Here are three elements we often see in town names:

If a town ends in “-by”, it was originally a farmstead or a small village where some of the Viking invaders settled. The first part of the name sometimes referred to the person who owned the farm - Grimsby was “Grim’s village”. Derby was “a village where deer were found”. The word “by” still means “town” in Danish.

If a town ends in “-ing”, it tells us about the people who lived there. Reading means “The people of Reada”, in other words “Reada’s family or tribe”. We don’t know who Reada was, but his name means “red one”, so he probably had red hair.

If a town ends in “-caster” or “-chester”, it was originally a Roman fort or town. The word comes from a Latin words “castra”, meaning a camp or fortification. The first part of the name is usually the name of the locality where the fort was built. So Lancaster, for example, is “the Roman fort on the River Lune”.

-

A Little Book of Language by David Crystal, page 173. (via linguaphilioist)

woah!

(via submariet)

(via oldenglishwithmaria)

(Source: stephanietwilleylarper, via thevikinglongship)

benrriddari:

Sá er sæll
er sjalfr of á
lof ok vit meðan lifir
því at ill röð
hefr maðr opt þegit
annars brjóstum ór.

He is blessed,
who has within himself
esteem and wit throughout life
because poor advice 
has man often gotten
from the breast of another.
—Hávamál

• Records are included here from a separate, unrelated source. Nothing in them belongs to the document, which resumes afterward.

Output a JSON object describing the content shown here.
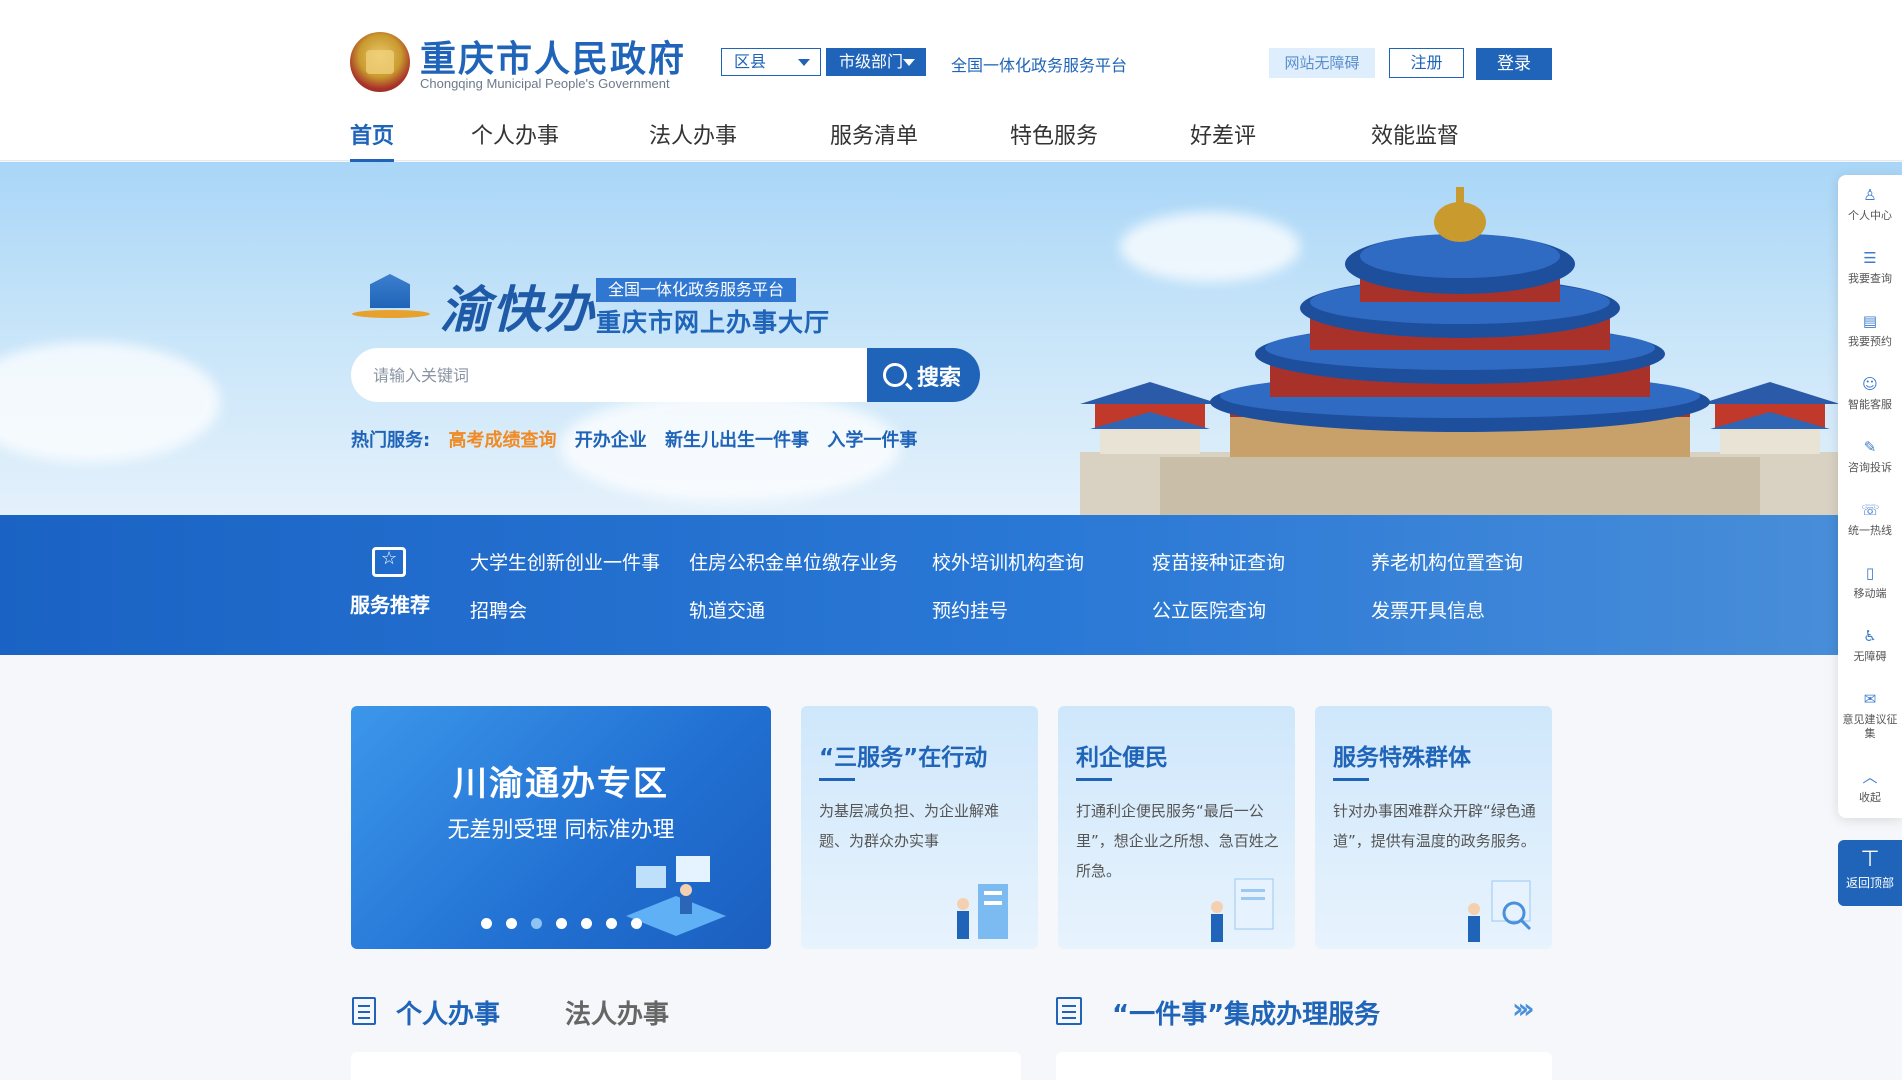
{
  "header": {
    "title": "重庆市人民政府",
    "subtitle": "Chongqing Municipal People's Government",
    "region_select": "区县",
    "dept_select": "市级部门",
    "platform_link": "全国一体化政务服务平台",
    "accessibility": "网站无障碍",
    "register": "注册",
    "login": "登录"
  },
  "nav": [
    "首页",
    "个人办事",
    "法人办事",
    "服务清单",
    "特色服务",
    "好差评",
    "效能监督"
  ],
  "banner": {
    "brand": "渝快办",
    "tag": "全国一体化政务服务平台",
    "hall": "重庆市网上办事大厅",
    "search_placeholder": "请输入关键词",
    "search_button": "搜索",
    "hot_label": "热门服务:",
    "hot_items": [
      "高考成绩查询",
      "开办企业",
      "新生儿出生一件事",
      "入学一件事"
    ]
  },
  "recommend": {
    "title": "服务推荐",
    "row1": [
      "大学生创新创业一件事",
      "住房公积金单位缴存业务",
      "校外培训机构查询",
      "疫苗接种证查询",
      "养老机构位置查询"
    ],
    "row2": [
      "招聘会",
      "轨道交通",
      "预约挂号",
      "公立医院查询",
      "发票开具信息"
    ]
  },
  "feature_main": {
    "title": "川渝通办专区",
    "subtitle": "无差别受理 同标准办理",
    "dot_count": 7,
    "active_dot": 3
  },
  "cards": [
    {
      "title": "“三服务”在行动",
      "desc": "为基层减负担、为企业解难题、为群众办实事"
    },
    {
      "title": "利企便民",
      "desc": "打通利企便民服务“最后一公里”，想企业之所想、急百姓之所急。"
    },
    {
      "title": "服务特殊群体",
      "desc": "针对办事困难群众开辟“绿色通道”，提供有温度的政务服务。"
    }
  ],
  "bottom": {
    "tab_personal": "个人办事",
    "tab_legal": "法人办事",
    "integrated_title": "“一件事”集成办理服务"
  },
  "sidebar": [
    {
      "icon": "user-icon",
      "label": "个人中心"
    },
    {
      "icon": "query-icon",
      "label": "我要查询"
    },
    {
      "icon": "calendar-icon",
      "label": "我要预约"
    },
    {
      "icon": "customer-service-icon",
      "label": "智能客服"
    },
    {
      "icon": "edit-icon",
      "label": "咨询投诉"
    },
    {
      "icon": "phone-icon",
      "label": "统一热线"
    },
    {
      "icon": "mobile-icon",
      "label": "移动端"
    },
    {
      "icon": "wheelchair-icon",
      "label": "无障碍"
    },
    {
      "icon": "feedback-icon",
      "label": "意见建议征集"
    },
    {
      "icon": "chevron-up-icon",
      "label": "收起"
    }
  ],
  "back_top": "返回顶部",
  "colors": {
    "primary": "#1f64b8",
    "highlight": "#f08a24",
    "banner_sky": "#a9d6f7"
  }
}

(via asa-thor)

middleearthtrivia:

In the first draftings of The Hobbit Thorin was to be named Gandalf, as Gandalf is listed in the Dvergatal in the Poetic Edda as the chief of dwarves. The wizard, our current Gandalf, was then named Blådorthin.

However the name Gandalf includes ‘-alf’ the word denoting ‘elf’ which to Tolkien was highly un-dwarvish.  Blådorthin then became Gandalf, and Thorin obtained two names from the Dvergatal: Thorin and Eikinskjaldi, or ‘Oakenshield’.

(Source: , via tattootranslation)

guthbrand:

Changing views on Vikings

(Source: grumpylokeanelder)

elgarain:

Akr: Acre 
Beck: Stream 
Booth: Summer pasture 
By: Farm; Village 
Ey: Island 
Fell; How: Hill or mound 
Fiord: Fiord 
Fiskr: Fish 
Gardr: Yard; landing place 
Garth: Enclosure 
Gate: Road 
Geit: Goat 
Gill: Ravine or valley 
Holm(r): Island 
Hus: House 
Ings: Marsh; meadow 
Kald: Cold 
Kelda: Spring, stream 
Kirk: Church 
Laithe: Barn 
Lin: Flax 
Lund: Grove 
Melr: Sandbank 
Orme: Serpent 
Pollr: Pool 
Skar: Cleft 
Sker: Rock 
Slack: Stream in a valley 
Stakkr: Rock in the sea 
Stan: Stone 
Stokkr: Sound 
Tarn: Lake 
Thorp: Daughter settlement 
Thwaite: Forest clearing; meadow 
Toft: Homestead 
Wath: Ford 
Wray: Remote place

back